The widow and daughter of the founder of Walt Disney Productions said yesterday they have hired a financial adviser to help them "consider alternate means" to represent their interests in the running of the entertainment giant.
It was not immediately clear what Lillian B. Disney and her daughter, Sharon Disney Lund, are seeking. Lund was elected two weeks ago to Disney's board.
The women made the statement in a filing with the Securities and Exchange Commission. The company, in a statement of its own late yesterday, said the women had to file with the SEC because their combined holdings exceeded 5 percent of Disney's stock. Between them, Disney and Lund own 5.5 percent of the company.
The company statement said the two women "have no intention of disposing of their shareholdings in the company, and that they have met with current management of the company and are fully supportive of the company and its management."
The two women, who could not be reached for comment, between them own 1.86 million Disney shares. They are believed by many observers to be allied with other Disney family members and the company's largest shareholders, the Bass family of Texas, in debates on company policy.

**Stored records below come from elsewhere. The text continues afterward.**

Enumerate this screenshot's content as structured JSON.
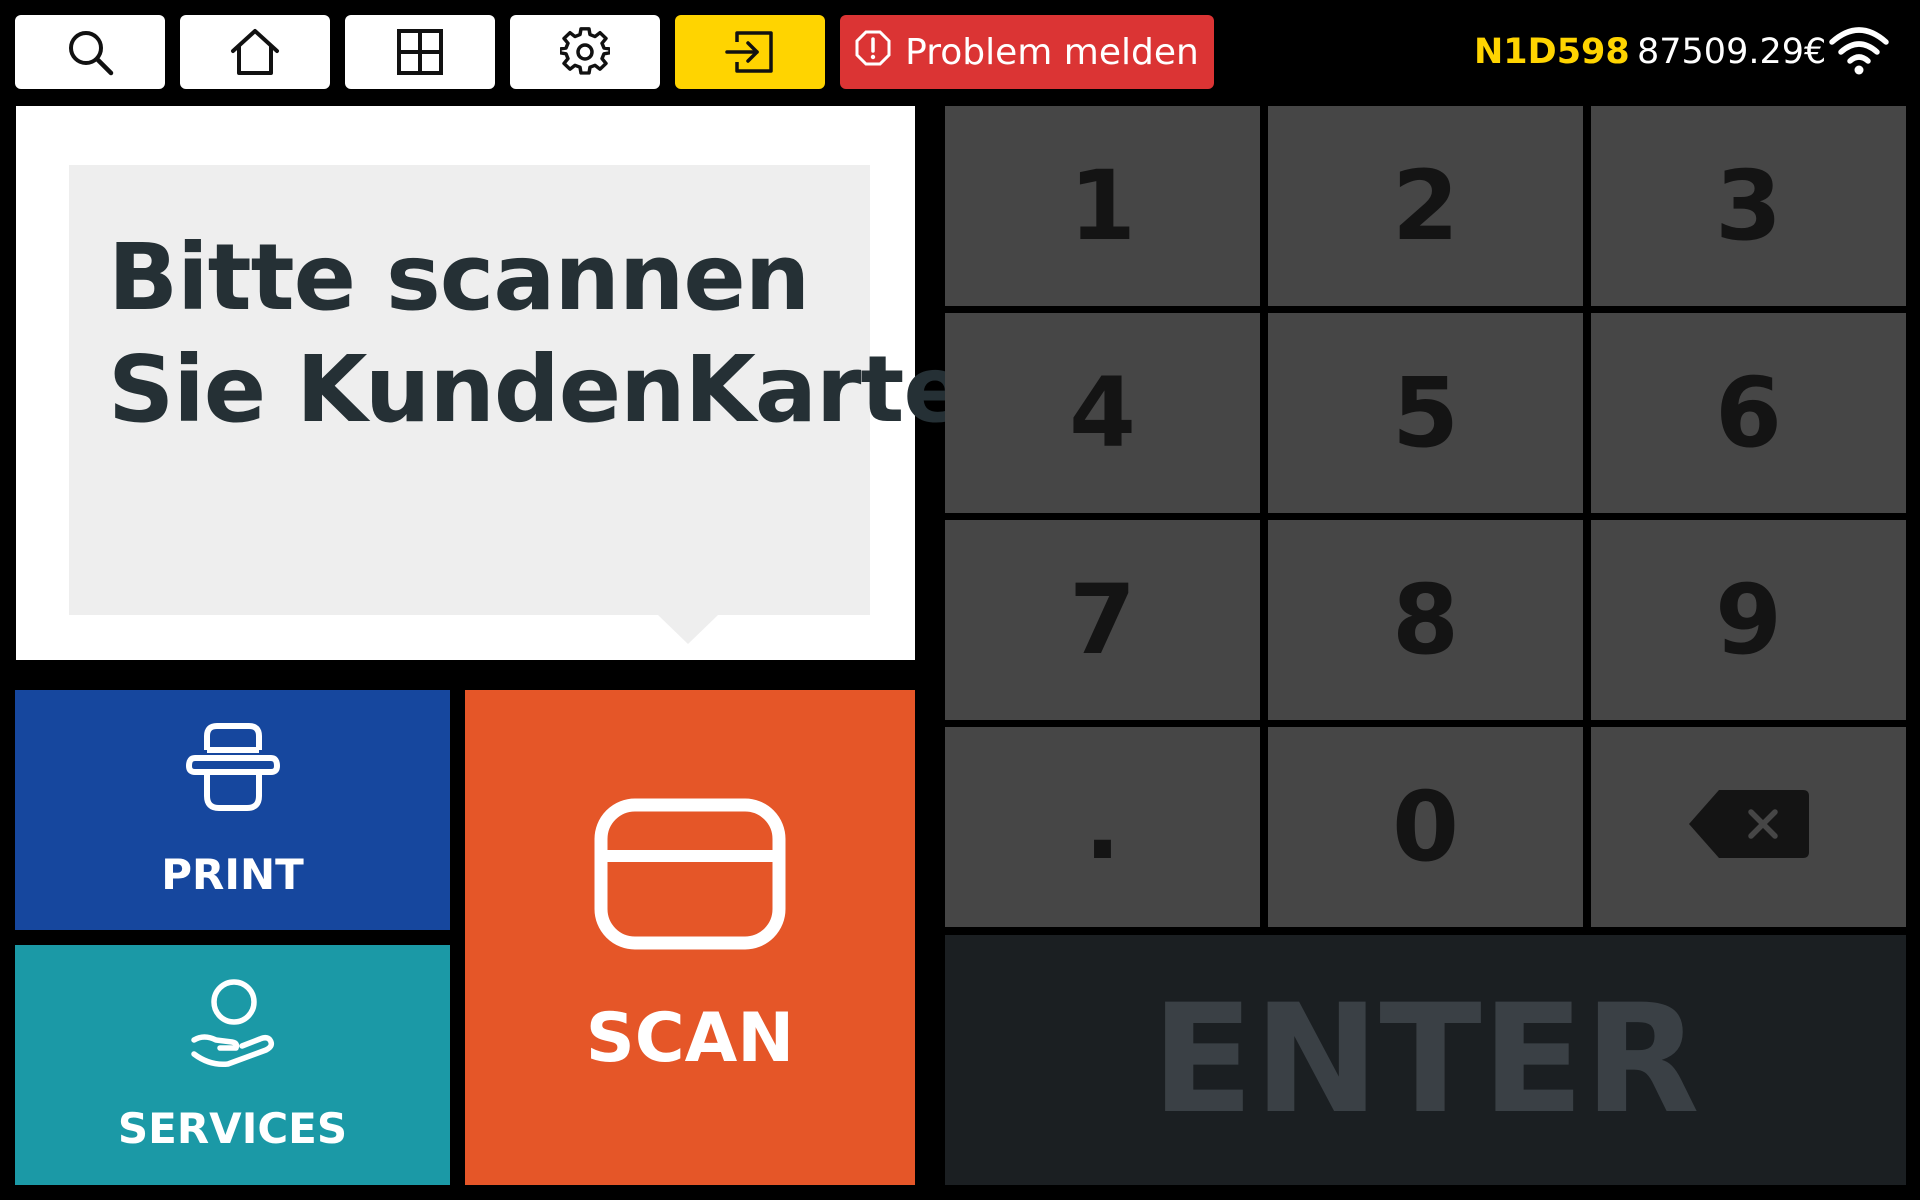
{
  "toolbar": {
    "problem_label": "Problem melden",
    "colors": {
      "exit_button": "#ffd400",
      "problem_button": "#db3434"
    }
  },
  "status": {
    "terminal_id": "N1D598",
    "balance": "87509.29€"
  },
  "message": {
    "line1": "Bitte scannen",
    "line2": "Sie KundenKarte"
  },
  "actions": {
    "print_label": "PRINT",
    "services_label": "SERVICES",
    "scan_label": "SCAN",
    "colors": {
      "print": "#16479e",
      "services": "#1b99a6",
      "scan": "#e55628"
    }
  },
  "keypad": {
    "keys": [
      "1",
      "2",
      "3",
      "4",
      "5",
      "6",
      "7",
      "8",
      "9",
      ".",
      "0"
    ],
    "enter_label": "ENTER"
  }
}
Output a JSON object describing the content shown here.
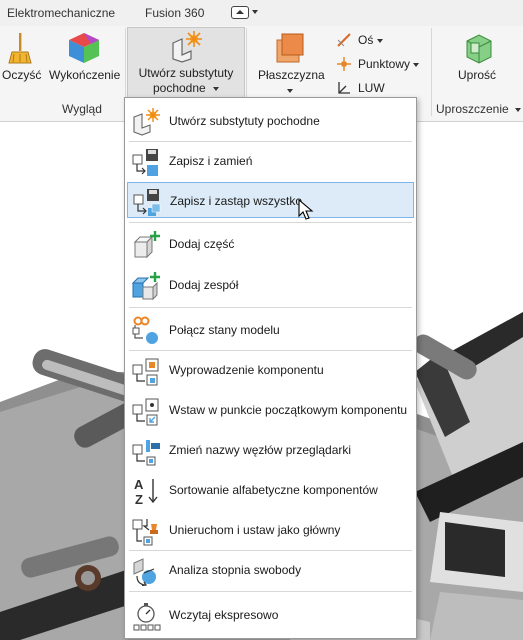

But in their filing with the SEC yesterday, the women said they had hired Dillon Read & Co., an investment banking firm, "to consider alternative means by which their interests may more effectively be represented in the establishment of the policies and direction of the company ." The statement did not elaborate, although Disney and Lund said they had "no present plans or proposals."
Earlier this year, another family member, Roy Disney, Walt Disney's nephew, quit the company's board and threatened a takeover challenge in protest against management of the company by then-president Ron Miller, formerly the husband of another of Walt Disney's daughters. Roy Disney later rejoined the board, but he was instrumental in the ouster of Miller several weeks ago.